Talking to Kids about Sex part 1: babies and toddlers
Today is the day!! The revised 2015 Ontario Health And Physical Education Curriculum (including, of greatest interest to most people, sexual education) has finally been released. Hooray!!! This means that at long last we can actually put aside our speculations and take ACTUAL FACTS AND QUOTATIONS woefully out of context!!
The sky is [not] falling! A comprehensive precis of the 2015 Ontario Health and Physical Education Curriculum – Elementary
Just kidding! We’re all going to act like grown-ups here and assess the facts objectively before jumping to any conclusions. And to help out with that, I’ve taken some time this morning to go over the new curriculum with a fine-tooth comb and provide you with a summary.
The fabulous Stephanie Giese of Binkies and Briefcases wrote a viral post about her disbelief at the sizing and coverage in Target’s clothing options for young girls. She had been noticing what seemed to be a distinct reluctance to include…y’know…fabric…in items like shorts for girls as young as 5. Her post received a mostly positive response, but also a fair bit of backlash (One standout was a commenter who posited that she should put her “fat-ass kid” on a diet if she wanted clothes to fit her better. Way to keep it classy, interweb.).
Quite impressively, Target reacted almost immediately, reaching out to her, doing their own research, and promising an overhaul of their sizing practices including feedback from “real” moms like her, which is awesome – we should be able to find clothing for our children that fit with our own tastes and values without having to pull out our sewing machines and make or modify them ourselves.

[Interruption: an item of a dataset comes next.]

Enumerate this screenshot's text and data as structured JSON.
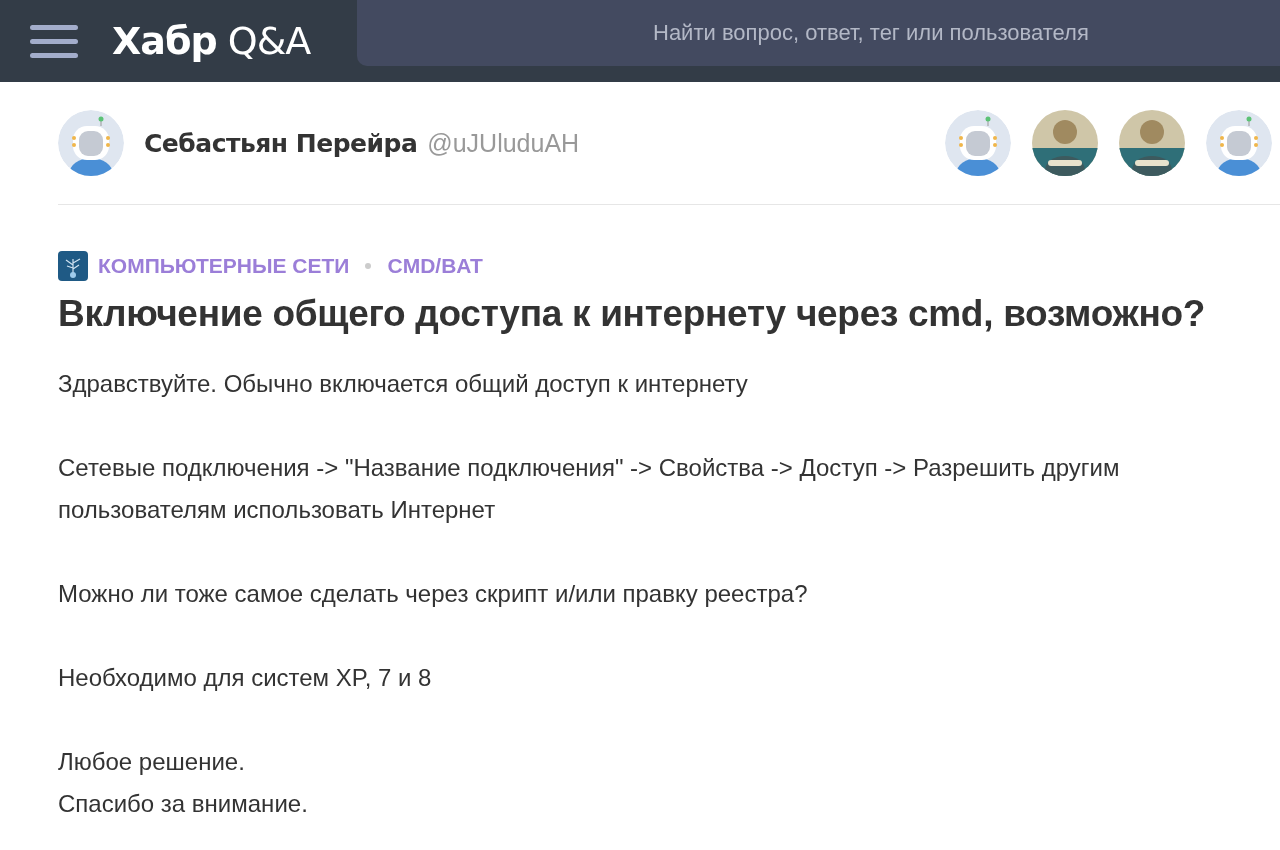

But…(you know me…there’s got to be a but)…I don’t agree with the reasoning that we need more modest clothing options to avoid sexualizing our young daughters. Children are not sexual. Exposed skin is not sexual. Children with exposed skin are not sexual.